The Race to the Dan in January of 1781 was a strategic defeat for Nathanael Greene. Pursued by Lord Cornwallis, Greene was forced to leave the Carolinas completely clear of Continental forces. In pursuing the Continental forces, Cornwallis was forced to burn his baggage and put his troops through an exhausting campaign. When Greene returned to the offensive in May, he suffered another tactical defeat at Guilford Court House but Cornwallis’ army was worn down again. Ultimately Cornwallis was forced to leave the Carolinas and move into Virginia where he was surrounded at Yorktown.
In the late summer and early fall of 1774, people in every shire town (county seat) of Massachusetts cast off British rule. Many then pushed for “independency” and wanted to attack the British garrison in Boston, the Crown’s last outpost in the province. This frightened Samuel Adams, who was attending the Continental Congress in Philadelphia. To his allies back home, he pleaded for caution: “I beseech you to implore every Friend in Boston by every thing dear and sacred to Men of Sense and Virtue to avoid Blood and Tumult. They will have time enough to dye. Let them give the other Provinces opportunity to think and resolve. Rash Spirits that would by their Impetuosity involve us in unsurmountable Difficulties will be left to perish by themselves. Nothing can ruin us but our Violence.” At the Massachusetts Provincial Congress, moderates prevailed and radicals retreated. Massachusetts would prepare for war but not start one, and that worked out well. When Britain did attack at Lexington and Concord the following spring, militia were better prepared and other colonies willingly joined the fray. We think of Samuel Adams as a radical, but here he preached retrenchment, the optimum strategy for that moment.

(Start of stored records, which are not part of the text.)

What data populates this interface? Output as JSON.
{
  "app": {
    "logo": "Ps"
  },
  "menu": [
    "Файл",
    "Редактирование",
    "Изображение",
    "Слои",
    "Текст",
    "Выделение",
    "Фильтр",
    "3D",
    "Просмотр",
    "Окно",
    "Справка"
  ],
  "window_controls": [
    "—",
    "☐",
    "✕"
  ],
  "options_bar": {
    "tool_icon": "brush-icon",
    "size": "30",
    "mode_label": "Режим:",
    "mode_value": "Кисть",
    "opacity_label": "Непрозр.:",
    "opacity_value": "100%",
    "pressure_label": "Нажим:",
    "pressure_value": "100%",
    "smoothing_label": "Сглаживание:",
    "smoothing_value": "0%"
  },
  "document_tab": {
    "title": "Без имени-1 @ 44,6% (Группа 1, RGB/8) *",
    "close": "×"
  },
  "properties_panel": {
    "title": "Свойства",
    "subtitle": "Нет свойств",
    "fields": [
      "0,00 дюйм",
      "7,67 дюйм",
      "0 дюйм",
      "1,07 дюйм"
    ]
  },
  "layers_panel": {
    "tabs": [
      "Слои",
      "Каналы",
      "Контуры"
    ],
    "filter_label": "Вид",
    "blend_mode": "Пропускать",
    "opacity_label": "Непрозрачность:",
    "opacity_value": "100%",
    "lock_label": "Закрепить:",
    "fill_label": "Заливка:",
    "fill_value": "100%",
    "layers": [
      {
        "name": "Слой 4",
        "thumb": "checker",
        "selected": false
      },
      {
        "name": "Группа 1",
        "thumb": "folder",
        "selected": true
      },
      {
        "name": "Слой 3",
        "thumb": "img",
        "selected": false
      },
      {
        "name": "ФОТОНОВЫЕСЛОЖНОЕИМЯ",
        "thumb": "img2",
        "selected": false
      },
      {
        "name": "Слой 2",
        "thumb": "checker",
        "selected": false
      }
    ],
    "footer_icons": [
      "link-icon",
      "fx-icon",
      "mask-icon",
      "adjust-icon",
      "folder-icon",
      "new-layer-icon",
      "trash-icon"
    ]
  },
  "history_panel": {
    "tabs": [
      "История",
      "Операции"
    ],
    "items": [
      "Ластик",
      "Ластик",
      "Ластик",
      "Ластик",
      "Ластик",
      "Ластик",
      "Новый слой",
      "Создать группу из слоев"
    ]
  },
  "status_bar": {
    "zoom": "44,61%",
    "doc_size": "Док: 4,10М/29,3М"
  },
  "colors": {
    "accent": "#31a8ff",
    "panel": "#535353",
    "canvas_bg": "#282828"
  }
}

J. L. Bell
Gen. George Washington’s repeated defeats in councils of war he called during the siege of 1775-76. He kept proposing plans to attack the British in Boston. Washington offered plans on September 8, October 18, and February 16. His most spectacular idea was a charge across the ice of the frozen Charles River. Every time, his generals voted him down. Finally Washington asked what the council suggested instead, and they convinced him to try Gen. Artemas Ward’s plan to fortify Dorchester Heights and thus threaten ships in Boston harbor, which finally drove the British away. Washington believed that the Continental Congress had sent him to Boston to defeat the British army, not just to wait for it to leave. He believed that by bringing on a battle he could inflict Bunker Hill-level casualties on the enemy, making the ministry in London rethink the war. And he believed that military glory came in battle. When the British troops finally sailed away in March 1776 without a fight, Washington expressed “disappointment” in a private letter. In fact, Washington’s defeats in council were the best thing that could have happened to him. His subordinates saved him from making a reckless attack on fortified positions that would have cost the Continental Army dearly and stalled the move toward independence. As frustrated as he was during the long siege, Washington had those months to learn how to administer his large army and coordinate with civil governments.